*What the task asks*:
Reproduce each record exactly.

*Study material*:
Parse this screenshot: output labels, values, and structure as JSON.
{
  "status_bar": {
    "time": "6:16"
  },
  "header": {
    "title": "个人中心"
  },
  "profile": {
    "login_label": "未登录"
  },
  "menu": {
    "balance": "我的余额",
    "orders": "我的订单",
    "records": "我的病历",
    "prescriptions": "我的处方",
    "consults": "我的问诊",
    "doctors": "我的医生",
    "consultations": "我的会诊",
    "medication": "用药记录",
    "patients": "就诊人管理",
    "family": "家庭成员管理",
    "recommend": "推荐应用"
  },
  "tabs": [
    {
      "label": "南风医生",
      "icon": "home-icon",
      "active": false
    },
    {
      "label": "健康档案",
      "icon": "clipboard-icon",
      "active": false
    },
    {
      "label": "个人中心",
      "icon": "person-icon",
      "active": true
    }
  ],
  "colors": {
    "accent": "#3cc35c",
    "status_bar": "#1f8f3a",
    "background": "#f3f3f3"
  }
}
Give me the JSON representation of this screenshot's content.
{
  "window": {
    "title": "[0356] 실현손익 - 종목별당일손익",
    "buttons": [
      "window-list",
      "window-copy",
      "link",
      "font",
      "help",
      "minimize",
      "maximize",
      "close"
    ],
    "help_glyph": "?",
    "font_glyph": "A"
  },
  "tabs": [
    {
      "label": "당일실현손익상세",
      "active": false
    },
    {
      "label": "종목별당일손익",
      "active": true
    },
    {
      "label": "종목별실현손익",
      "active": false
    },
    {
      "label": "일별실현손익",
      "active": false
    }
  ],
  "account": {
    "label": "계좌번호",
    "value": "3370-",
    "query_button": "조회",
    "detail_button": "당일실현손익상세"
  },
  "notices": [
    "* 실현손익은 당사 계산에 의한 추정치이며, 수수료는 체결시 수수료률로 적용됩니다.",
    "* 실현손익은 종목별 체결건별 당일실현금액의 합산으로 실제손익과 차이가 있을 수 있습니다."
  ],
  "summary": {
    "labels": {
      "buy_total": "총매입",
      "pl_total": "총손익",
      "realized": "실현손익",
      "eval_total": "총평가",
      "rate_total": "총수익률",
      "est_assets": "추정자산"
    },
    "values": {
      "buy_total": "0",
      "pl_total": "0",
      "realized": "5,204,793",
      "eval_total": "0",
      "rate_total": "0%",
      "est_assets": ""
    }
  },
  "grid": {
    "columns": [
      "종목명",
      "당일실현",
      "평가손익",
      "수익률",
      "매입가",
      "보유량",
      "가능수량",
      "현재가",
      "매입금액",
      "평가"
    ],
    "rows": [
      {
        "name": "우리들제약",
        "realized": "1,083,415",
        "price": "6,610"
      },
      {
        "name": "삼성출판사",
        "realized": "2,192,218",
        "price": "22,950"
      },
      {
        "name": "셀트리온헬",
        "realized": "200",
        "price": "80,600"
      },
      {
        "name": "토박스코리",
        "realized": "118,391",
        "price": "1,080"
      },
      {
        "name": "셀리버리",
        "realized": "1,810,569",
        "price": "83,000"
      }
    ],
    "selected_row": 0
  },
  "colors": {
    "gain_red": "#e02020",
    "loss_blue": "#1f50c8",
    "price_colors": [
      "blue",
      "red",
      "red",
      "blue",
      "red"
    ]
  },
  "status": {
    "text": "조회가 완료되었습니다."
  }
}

*Solution*:
Parse this screenshot: output labels, values, and structure as JSON.
{
  "status_bar": {
    "time": "6:16"
  },
  "header": {
    "title": "个人中心"
  },
  "profile": {
    "login_label": "未登录"
  },
  "menu": {
    "balance": "我的余额",
    "orders": "我的订单",
    "records": "我的病历",
    "prescriptions": "我的处方",
    "consults": "我的问诊",
    "doctors": "我的医生",
    "consultations": "我的会诊",
    "medication": "用药记录",
    "patients": "就诊人管理",
    "family": "家庭成员管理",
    "recommend": "推荐应用"
  },
  "tabs": [
    {
      "label": "南风医生",
      "icon": "home-icon",
      "active": false
    },
    {
      "label": "健康档案",
      "icon": "clipboard-icon",
      "active": false
    },
    {
      "label": "个人中心",
      "icon": "person-icon",
      "active": true
    }
  ],
  "colors": {
    "accent": "#3cc35c",
    "status_bar": "#1f8f3a",
    "background": "#f3f3f3"
  }
}
Give me the JSON representation of this screenshot's content.
{
  "window": {
    "title": "[0356] 실현손익 - 종목별당일손익",
    "buttons": [
      "window-list",
      "window-copy",
      "link",
      "font",
      "help",
      "minimize",
      "maximize",
      "close"
    ],
    "help_glyph": "?",
    "font_glyph": "A"
  },
  "tabs": [
    {
      "label": "당일실현손익상세",
      "active": false
    },
    {
      "label": "종목별당일손익",
      "active": true
    },
    {
      "label": "종목별실현손익",
      "active": false
    },
    {
      "label": "일별실현손익",
      "active": false
    }
  ],
  "account": {
    "label": "계좌번호",
    "value": "3370-",
    "query_button": "조회",
    "detail_button": "당일실현손익상세"
  },
  "notices": [
    "* 실현손익은 당사 계산에 의한 추정치이며, 수수료는 체결시 수수료률로 적용됩니다.",
    "* 실현손익은 종목별 체결건별 당일실현금액의 합산으로 실제손익과 차이가 있을 수 있습니다."
  ],
  "summary": {
    "labels": {
      "buy_total": "총매입",
      "pl_total": "총손익",
      "realized": "실현손익",
      "eval_total": "총평가",
      "rate_total": "총수익률",
      "est_assets": "추정자산"
    },
    "values": {
      "buy_total": "0",
      "pl_total": "0",
      "realized": "5,204,793",
      "eval_total": "0",
      "rate_total": "0%",
      "est_assets": ""
    }
  },
  "grid": {
    "columns": [
      "종목명",
      "당일실현",
      "평가손익",
      "수익률",
      "매입가",
      "보유량",
      "가능수량",
      "현재가",
      "매입금액",
      "평가"
    ],
    "rows": [
      {
        "name": "우리들제약",
        "realized": "1,083,415",
        "price": "6,610"
      },
      {
        "name": "삼성출판사",
        "realized": "2,192,218",
        "price": "22,950"
      },
      {
        "name": "셀트리온헬",
        "realized": "200",
        "price": "80,600"
      },
      {
        "name": "토박스코리",
        "realized": "118,391",
        "price": "1,080"
      },
      {
        "name": "셀리버리",
        "realized": "1,810,569",
        "price": "83,000"
      }
    ],
    "selected_row": 0
  },
  "colors": {
    "gain_red": "#e02020",
    "loss_blue": "#1f50c8",
    "price_colors": [
      "blue",
      "red",
      "red",
      "blue",
      "red"
    ]
  },
  "status": {
    "text": "조회가 완료되었습니다."
  }
}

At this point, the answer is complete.